#### [WHAT YOU ARE ASKED TO DO]
Count every line below that contains "title", then state the total with no other output.

Records from a collection:
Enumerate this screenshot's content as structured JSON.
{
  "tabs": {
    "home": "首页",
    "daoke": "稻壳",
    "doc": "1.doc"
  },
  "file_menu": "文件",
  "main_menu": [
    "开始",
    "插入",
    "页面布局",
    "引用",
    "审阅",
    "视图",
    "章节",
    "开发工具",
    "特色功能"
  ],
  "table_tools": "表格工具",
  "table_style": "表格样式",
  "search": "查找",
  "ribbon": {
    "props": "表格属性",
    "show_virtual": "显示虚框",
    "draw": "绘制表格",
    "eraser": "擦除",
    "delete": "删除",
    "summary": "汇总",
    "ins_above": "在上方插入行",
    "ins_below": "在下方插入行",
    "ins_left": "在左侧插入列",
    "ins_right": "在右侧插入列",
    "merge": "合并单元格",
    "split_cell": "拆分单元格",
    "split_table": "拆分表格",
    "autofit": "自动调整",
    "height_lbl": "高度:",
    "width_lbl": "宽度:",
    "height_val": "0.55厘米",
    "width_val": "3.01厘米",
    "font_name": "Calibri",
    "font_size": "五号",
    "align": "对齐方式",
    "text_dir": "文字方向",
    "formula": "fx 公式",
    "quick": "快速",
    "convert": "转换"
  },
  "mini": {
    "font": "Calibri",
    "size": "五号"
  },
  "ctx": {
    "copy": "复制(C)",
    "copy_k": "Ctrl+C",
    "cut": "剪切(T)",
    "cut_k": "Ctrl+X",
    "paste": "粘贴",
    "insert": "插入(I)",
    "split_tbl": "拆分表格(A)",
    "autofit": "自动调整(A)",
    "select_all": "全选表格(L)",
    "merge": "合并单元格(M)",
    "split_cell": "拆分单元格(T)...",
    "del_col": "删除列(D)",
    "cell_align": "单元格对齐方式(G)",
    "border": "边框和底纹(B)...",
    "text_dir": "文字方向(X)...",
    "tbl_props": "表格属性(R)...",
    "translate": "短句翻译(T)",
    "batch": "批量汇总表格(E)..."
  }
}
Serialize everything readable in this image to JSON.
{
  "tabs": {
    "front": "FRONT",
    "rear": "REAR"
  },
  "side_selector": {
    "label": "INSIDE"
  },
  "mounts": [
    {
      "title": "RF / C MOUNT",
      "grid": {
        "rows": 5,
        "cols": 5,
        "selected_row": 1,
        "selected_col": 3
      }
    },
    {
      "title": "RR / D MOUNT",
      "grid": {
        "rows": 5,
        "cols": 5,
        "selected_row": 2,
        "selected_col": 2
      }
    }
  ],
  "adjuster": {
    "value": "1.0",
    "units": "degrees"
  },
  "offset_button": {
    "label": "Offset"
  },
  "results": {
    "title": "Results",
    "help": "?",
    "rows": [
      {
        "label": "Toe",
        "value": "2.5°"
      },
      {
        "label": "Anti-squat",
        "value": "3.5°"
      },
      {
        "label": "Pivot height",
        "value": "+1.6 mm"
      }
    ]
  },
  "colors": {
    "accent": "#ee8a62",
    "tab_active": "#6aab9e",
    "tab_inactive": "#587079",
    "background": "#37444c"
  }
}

#### [REPLY TO THE TASK]
3